Rapid shippingUK & Worldwide
Pay in £, € or U.S.$By card, cheque, transfer, draft
Exceptional customer serviceGet specialist help and advice
This book is the continuation of an ambitious project of the author, which began in 2009 with the publication of Orchids and Orchidology in Central America: 500 Years of History (Ossenbach,C. 2009. Lankesteriana Vol. 9 (1-2): 1-268). This second part continues the tale of the pioneers and explorers who collected plants in the wild and little-known parts of the world, of the scientists who classified and named the thousands of new species, the growers and experimenters who have literally given orchids to the world. In short, this is the story of all the individuals and institutions whose lives – and often deaths – were related to the use, commerce, study or conservation of this large and magnificent plant family.
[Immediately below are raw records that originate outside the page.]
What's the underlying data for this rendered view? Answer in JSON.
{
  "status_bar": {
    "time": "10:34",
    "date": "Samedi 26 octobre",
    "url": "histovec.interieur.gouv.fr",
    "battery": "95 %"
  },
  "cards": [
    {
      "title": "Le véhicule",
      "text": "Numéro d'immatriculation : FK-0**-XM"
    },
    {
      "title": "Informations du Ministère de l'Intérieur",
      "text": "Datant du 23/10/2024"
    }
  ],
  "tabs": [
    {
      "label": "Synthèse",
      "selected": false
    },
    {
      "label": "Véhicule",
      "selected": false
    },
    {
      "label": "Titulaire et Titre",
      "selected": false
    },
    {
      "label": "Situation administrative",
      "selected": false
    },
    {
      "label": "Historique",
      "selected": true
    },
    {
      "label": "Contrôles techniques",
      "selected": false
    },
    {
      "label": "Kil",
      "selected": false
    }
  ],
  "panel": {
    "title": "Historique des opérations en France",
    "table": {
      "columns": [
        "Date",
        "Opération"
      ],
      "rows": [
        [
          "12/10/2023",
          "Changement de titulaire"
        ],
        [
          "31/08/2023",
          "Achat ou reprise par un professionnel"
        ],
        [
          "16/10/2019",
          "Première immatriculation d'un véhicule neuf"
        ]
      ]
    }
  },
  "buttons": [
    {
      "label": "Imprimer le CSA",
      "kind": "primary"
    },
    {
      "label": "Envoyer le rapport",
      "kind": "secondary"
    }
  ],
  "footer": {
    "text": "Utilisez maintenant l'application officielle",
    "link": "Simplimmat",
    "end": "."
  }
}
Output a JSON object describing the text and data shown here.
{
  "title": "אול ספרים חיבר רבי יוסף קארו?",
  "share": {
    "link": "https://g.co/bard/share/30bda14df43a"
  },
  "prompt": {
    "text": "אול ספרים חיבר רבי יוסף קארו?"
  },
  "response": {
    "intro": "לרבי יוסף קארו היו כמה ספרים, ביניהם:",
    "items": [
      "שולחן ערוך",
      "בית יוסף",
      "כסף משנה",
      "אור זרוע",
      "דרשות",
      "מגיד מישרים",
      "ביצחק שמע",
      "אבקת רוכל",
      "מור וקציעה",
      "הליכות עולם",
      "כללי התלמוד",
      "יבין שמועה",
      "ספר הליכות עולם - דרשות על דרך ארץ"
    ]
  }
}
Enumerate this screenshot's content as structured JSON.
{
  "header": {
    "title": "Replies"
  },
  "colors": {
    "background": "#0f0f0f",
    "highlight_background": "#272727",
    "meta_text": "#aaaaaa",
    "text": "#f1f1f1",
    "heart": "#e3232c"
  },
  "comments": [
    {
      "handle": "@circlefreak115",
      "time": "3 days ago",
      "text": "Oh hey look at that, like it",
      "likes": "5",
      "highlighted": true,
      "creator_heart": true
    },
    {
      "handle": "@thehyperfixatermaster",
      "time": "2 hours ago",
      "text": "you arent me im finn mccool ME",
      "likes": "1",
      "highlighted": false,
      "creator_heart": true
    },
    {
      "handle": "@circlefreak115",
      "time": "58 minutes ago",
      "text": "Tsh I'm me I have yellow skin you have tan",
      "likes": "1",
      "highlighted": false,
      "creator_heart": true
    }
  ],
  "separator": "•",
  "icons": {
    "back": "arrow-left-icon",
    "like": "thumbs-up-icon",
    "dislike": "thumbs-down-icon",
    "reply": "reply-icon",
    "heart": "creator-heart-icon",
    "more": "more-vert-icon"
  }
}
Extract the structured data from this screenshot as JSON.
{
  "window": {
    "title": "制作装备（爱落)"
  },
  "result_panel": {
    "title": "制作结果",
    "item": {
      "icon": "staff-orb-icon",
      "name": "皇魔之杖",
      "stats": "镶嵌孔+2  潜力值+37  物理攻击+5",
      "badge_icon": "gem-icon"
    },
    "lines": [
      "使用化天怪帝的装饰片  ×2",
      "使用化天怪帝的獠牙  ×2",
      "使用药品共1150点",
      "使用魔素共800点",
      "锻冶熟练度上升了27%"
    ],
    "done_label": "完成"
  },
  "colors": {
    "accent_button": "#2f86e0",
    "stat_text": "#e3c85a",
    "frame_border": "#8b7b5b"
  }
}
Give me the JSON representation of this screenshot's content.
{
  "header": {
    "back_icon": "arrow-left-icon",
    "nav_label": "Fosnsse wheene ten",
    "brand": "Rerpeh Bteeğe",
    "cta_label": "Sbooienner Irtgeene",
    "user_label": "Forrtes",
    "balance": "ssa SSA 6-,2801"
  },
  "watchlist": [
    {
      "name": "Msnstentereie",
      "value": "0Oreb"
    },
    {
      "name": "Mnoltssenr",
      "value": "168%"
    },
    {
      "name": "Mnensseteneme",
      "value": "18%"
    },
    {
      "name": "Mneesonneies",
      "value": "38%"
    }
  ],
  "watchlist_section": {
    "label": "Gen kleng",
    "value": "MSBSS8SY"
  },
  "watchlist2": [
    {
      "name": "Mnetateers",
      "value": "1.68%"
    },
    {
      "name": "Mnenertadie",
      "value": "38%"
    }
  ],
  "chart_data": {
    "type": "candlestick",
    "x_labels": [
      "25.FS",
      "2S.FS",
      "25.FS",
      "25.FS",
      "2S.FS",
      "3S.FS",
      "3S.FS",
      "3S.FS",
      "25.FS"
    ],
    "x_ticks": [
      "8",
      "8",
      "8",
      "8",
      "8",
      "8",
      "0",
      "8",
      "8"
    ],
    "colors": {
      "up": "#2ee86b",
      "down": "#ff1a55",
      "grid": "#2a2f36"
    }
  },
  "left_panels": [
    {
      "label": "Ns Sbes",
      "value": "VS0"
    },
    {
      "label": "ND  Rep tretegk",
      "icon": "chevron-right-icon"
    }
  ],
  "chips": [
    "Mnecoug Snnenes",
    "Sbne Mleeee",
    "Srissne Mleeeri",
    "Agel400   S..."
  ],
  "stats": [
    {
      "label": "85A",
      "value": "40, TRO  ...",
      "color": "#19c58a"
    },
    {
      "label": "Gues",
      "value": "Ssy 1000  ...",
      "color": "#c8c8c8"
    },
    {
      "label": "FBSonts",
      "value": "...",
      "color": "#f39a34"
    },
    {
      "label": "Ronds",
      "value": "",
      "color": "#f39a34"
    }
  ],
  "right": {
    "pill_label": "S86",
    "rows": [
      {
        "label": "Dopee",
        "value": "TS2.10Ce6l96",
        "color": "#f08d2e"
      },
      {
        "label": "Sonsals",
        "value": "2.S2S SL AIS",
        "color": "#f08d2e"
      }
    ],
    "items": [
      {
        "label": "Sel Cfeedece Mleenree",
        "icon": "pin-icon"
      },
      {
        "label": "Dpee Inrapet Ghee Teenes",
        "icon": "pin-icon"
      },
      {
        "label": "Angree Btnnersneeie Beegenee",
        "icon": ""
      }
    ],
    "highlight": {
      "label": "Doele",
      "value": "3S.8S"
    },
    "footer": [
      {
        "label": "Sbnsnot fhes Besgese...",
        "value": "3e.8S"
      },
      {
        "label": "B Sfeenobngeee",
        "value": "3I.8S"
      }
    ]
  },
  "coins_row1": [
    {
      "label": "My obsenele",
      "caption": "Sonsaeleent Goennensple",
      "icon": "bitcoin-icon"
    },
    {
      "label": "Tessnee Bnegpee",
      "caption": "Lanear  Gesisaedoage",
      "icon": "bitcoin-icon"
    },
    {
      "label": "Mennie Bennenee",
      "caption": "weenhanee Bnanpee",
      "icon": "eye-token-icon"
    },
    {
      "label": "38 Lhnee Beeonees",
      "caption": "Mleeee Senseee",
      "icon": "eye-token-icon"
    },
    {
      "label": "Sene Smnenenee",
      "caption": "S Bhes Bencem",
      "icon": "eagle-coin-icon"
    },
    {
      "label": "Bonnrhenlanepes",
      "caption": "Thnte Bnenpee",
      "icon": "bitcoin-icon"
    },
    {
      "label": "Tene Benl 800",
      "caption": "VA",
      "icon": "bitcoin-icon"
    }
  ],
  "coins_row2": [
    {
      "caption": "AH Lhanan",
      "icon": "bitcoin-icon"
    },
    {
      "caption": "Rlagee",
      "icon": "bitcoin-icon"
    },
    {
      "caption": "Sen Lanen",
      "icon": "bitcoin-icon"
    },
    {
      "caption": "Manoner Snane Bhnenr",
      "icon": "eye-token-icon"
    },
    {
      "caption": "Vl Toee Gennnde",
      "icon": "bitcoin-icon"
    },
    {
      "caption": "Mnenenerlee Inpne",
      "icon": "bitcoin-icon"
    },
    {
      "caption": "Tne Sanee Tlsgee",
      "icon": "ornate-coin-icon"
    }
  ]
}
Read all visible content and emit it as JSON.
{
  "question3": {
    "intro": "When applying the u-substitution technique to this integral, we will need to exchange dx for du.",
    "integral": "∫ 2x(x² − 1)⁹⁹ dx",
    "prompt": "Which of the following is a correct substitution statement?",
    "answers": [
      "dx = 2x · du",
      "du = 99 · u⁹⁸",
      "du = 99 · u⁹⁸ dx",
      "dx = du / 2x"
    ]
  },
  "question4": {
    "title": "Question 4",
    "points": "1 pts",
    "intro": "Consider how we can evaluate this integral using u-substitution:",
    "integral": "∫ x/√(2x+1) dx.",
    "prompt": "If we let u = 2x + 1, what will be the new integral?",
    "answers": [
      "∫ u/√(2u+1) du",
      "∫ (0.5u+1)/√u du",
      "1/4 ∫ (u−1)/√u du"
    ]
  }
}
However, the actors of our Caribbean history are of quite different character compared to many of those who hunted orchids in Central and South America. The Antilles – with rare exceptions – lack the large, showy orchids – the magnificent Cattleyas and Odontoglossums, the spectacular Masdevallias – of which the prestigious European nurseries could never get enough. They did not waste their time and money sending their collectors to the Caribbean islands. What we will see then is a large number of horticulturists and botanists who visited the islands during the last five centuries, but rarely with material interests. They came with orders from their Governments to shed light on the secrets of nature, find plants of economic use, or that would bring ornament to the King's gardens. This is probably what gives the history of orchids in the Antilles such a special interest. Plumier collected for the Franch Academy and the 'Jardin du Roi', Jacquin for the Schönbrunn Garden of Francis I, and Olof Swartz apparently collected for the sheer joy of learning and transmitting his knowledge to the word. Most of these collectors competed with each other for the fame of being the better botanist, but money and wealth were not the issue of the day.